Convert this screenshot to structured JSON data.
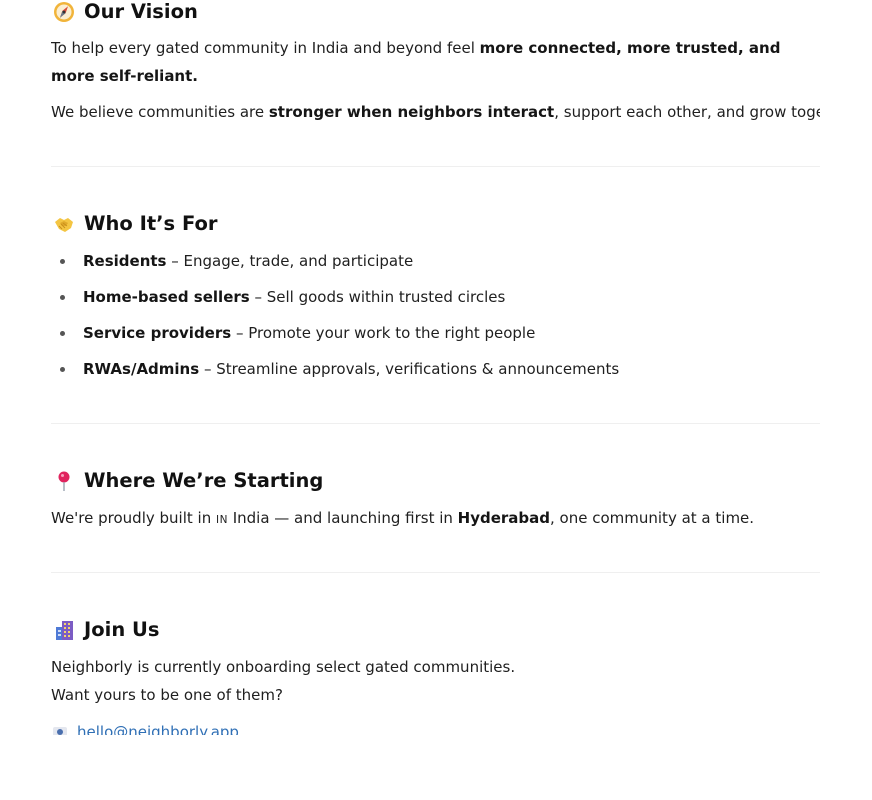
{
  "vision": {
    "icon": "compass-icon",
    "title": "Our Vision",
    "p1_pre": "To help every gated community in India and beyond feel ",
    "p1_bold": "more connected, more trusted, and more self-reliant.",
    "p2_pre": "We believe communities are ",
    "p2_bold": "stronger when neighbors interact",
    "p2_post": ", support each other, and grow together."
  },
  "audience": {
    "icon": "handshake-icon",
    "title": "Who It’s For",
    "items": [
      {
        "label": "Residents",
        "desc": " – Engage, trade, and participate"
      },
      {
        "label": "Home-based sellers",
        "desc": " – Sell goods within trusted circles"
      },
      {
        "label": "Service providers",
        "desc": " – Promote your work to the right people"
      },
      {
        "label": "RWAs/Admins",
        "desc": " – Streamline approvals, verifications & announcements"
      }
    ]
  },
  "starting": {
    "icon": "pushpin-icon",
    "title": "Where We’re Starting",
    "p_pre": "We're proudly built in ",
    "flag": "IN",
    "p_mid": " India — and launching first in ",
    "p_bold": "Hyderabad",
    "p_post": ", one community at a time."
  },
  "join": {
    "icon": "building-icon",
    "title": "Join Us",
    "line1": "Neighborly is currently onboarding select gated communities.",
    "line2": "Want yours to be one of them?",
    "email": "hello@neighborly.app"
  },
  "colors": {
    "text": "#1f1f1f",
    "heading": "#111111",
    "link": "#2f6fb5",
    "divider": "#efefef"
  }
}
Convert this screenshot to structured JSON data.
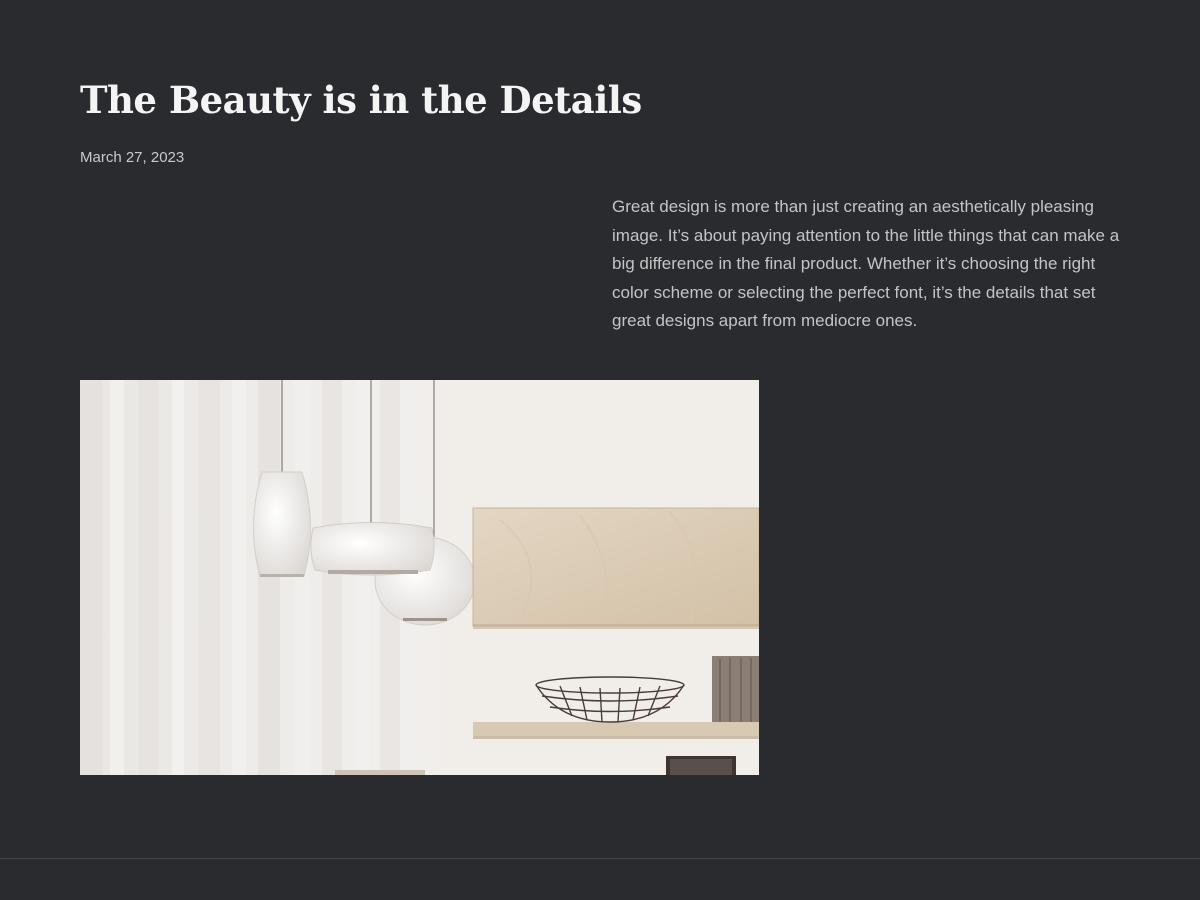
{
  "post": {
    "title": "The Beauty is in the Details",
    "date": "March 27, 2023",
    "excerpt": "Great design is more than just creating an aesthetically pleasing image. It’s about paying attention to the little things that can make a big difference in the final product. Whether it’s choosing the right color scheme or selecting the perfect font, it’s the details that set great designs apart from mediocre ones."
  },
  "hero_image": {
    "subject": "pendant-lamps-and-wooden-shelves"
  },
  "colors": {
    "background": "#2a2b2f",
    "title": "#f4f4f4",
    "body_text": "#c4c4c6",
    "divider": "#45464b"
  }
}
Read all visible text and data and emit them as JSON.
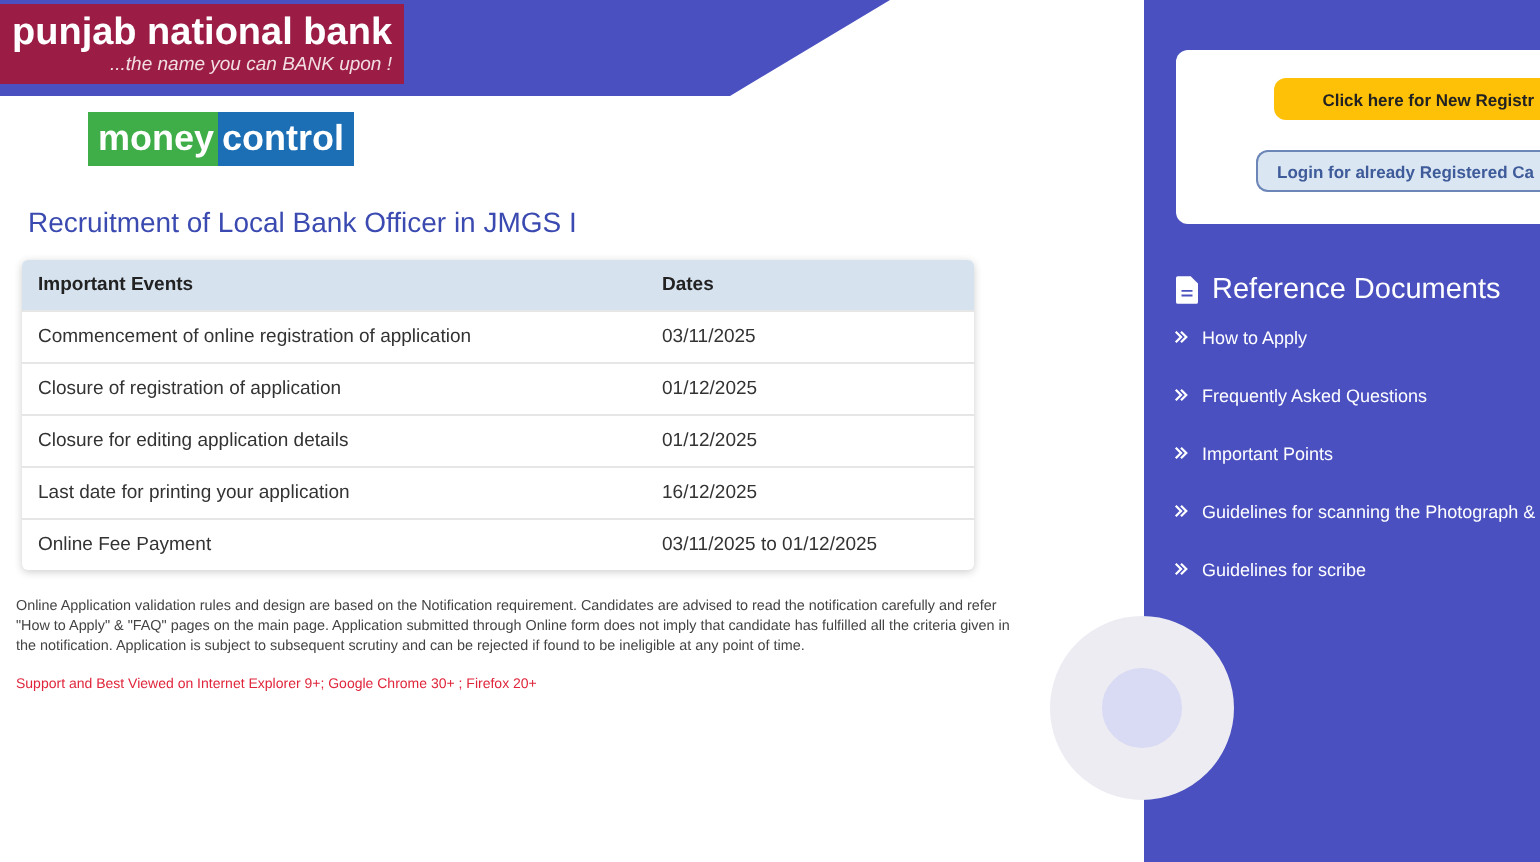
{
  "bank_logo": {
    "name": "punjab national bank",
    "tagline": "...the name you can BANK upon !"
  },
  "partner_logo": {
    "part_1": "money",
    "part_2": "control"
  },
  "title": "Recruitment of Local Bank Officer in JMGS I",
  "table": {
    "columns": [
      "Important Events",
      "Dates"
    ],
    "rows": [
      [
        "Commencement of online registration of application",
        "03/11/2025"
      ],
      [
        "Closure of registration of application",
        "01/12/2025"
      ],
      [
        "Closure for editing application details",
        "01/12/2025"
      ],
      [
        "Last date for printing your application",
        "16/12/2025"
      ],
      [
        "Online Fee Payment",
        "03/11/2025 to 01/12/2025"
      ]
    ]
  },
  "notice": "Online Application validation rules and design are based on the Notification requirement. Candidates are advised to read the notification carefully and refer \"How to Apply\" & \"FAQ\" pages on the main page. Application submitted through Online form does not imply that candidate has fulfilled all the criteria given in the notification. Application is subject to subsequent scrutiny and can be rejected if found to be ineligible at any point of time.",
  "browser_note": "Support and Best Viewed on Internet Explorer 9+; Google Chrome 30+ ; Firefox 20+",
  "sidebar": {
    "buttons": [
      {
        "kind": "primary",
        "label": "Click here for New Registr"
      },
      {
        "kind": "secondary",
        "label": "Login for already Registered Ca"
      }
    ],
    "heading": "Reference Documents",
    "links": [
      "How to Apply",
      "Frequently Asked Questions",
      "Important Points",
      "Guidelines for scanning the Photograph &",
      "Guidelines for scribe"
    ]
  }
}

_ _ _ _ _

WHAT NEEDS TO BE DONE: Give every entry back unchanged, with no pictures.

ANSWER BOX:
Convert this screenshot to structured JSON data.
{
  "vision": {
    "icon": "compass-icon",
    "title": "Our Vision",
    "p1_pre": "To help every gated community in India and beyond feel ",
    "p1_bold": "more connected, more trusted, and more self-reliant.",
    "p2_pre": "We believe communities are ",
    "p2_bold": "stronger when neighbors interact",
    "p2_post": ", support each other, and grow together."
  },
  "audience": {
    "icon": "handshake-icon",
    "title": "Who It’s For",
    "items": [
      {
        "label": "Residents",
        "desc": " – Engage, trade, and participate"
      },
      {
        "label": "Home-based sellers",
        "desc": " – Sell goods within trusted circles"
      },
      {
        "label": "Service providers",
        "desc": " – Promote your work to the right people"
      },
      {
        "label": "RWAs/Admins",
        "desc": " – Streamline approvals, verifications & announcements"
      }
    ]
  },
  "starting": {
    "icon": "pushpin-icon",
    "title": "Where We’re Starting",
    "p_pre": "We're proudly built in ",
    "flag": "IN",
    "p_mid": " India — and launching first in ",
    "p_bold": "Hyderabad",
    "p_post": ", one community at a time."
  },
  "join": {
    "icon": "building-icon",
    "title": "Join Us",
    "line1": "Neighborly is currently onboarding select gated communities.",
    "line2": "Want yours to be one of them?",
    "email": "hello@neighborly.app"
  },
  "colors": {
    "text": "#1f1f1f",
    "heading": "#111111",
    "link": "#2f6fb5",
    "divider": "#efefef"
  }
}
Convert this screenshot to structured JSON data.
{
  "post": {
    "title": "The Beauty is in the Details",
    "date": "March 27, 2023",
    "excerpt": "Great design is more than just creating an aesthetically pleasing image. It’s about paying attention to the little things that can make a big difference in the final product. Whether it’s choosing the right color scheme or selecting the perfect font, it’s the details that set great designs apart from mediocre ones."
  },
  "hero_image": {
    "subject": "pendant-lamps-and-wooden-shelves"
  },
  "colors": {
    "background": "#2a2b2f",
    "title": "#f4f4f4",
    "body_text": "#c4c4c6",
    "divider": "#45464b"
  }
}
Read all visible text and data and emit them as JSON.
{
  "bank_logo": {
    "name": "punjab national bank",
    "tagline": "...the name you can BANK upon !"
  },
  "partner_logo": {
    "part_1": "money",
    "part_2": "control"
  },
  "title": "Recruitment of Local Bank Officer in JMGS I",
  "table": {
    "columns": [
      "Important Events",
      "Dates"
    ],
    "rows": [
      [
        "Commencement of online registration of application",
        "03/11/2025"
      ],
      [
        "Closure of registration of application",
        "01/12/2025"
      ],
      [
        "Closure for editing application details",
        "01/12/2025"
      ],
      [
        "Last date for printing your application",
        "16/12/2025"
      ],
      [
        "Online Fee Payment",
        "03/11/2025 to 01/12/2025"
      ]
    ]
  },
  "notice": "Online Application validation rules and design are based on the Notification requirement. Candidates are advised to read the notification carefully and refer \"How to Apply\" & \"FAQ\" pages on the main page. Application submitted through Online form does not imply that candidate has fulfilled all the criteria given in the notification. Application is subject to subsequent scrutiny and can be rejected if found to be ineligible at any point of time.",
  "browser_note": "Support and Best Viewed on Internet Explorer 9+; Google Chrome 30+ ; Firefox 20+",
  "sidebar": {
    "buttons": [
      {
        "kind": "primary",
        "label": "Click here for New Registr"
      },
      {
        "kind": "secondary",
        "label": "Login for already Registered Ca"
      }
    ],
    "heading": "Reference Documents",
    "links": [
      "How to Apply",
      "Frequently Asked Questions",
      "Important Points",
      "Guidelines for scanning the Photograph &",
      "Guidelines for scribe"
    ]
  }
}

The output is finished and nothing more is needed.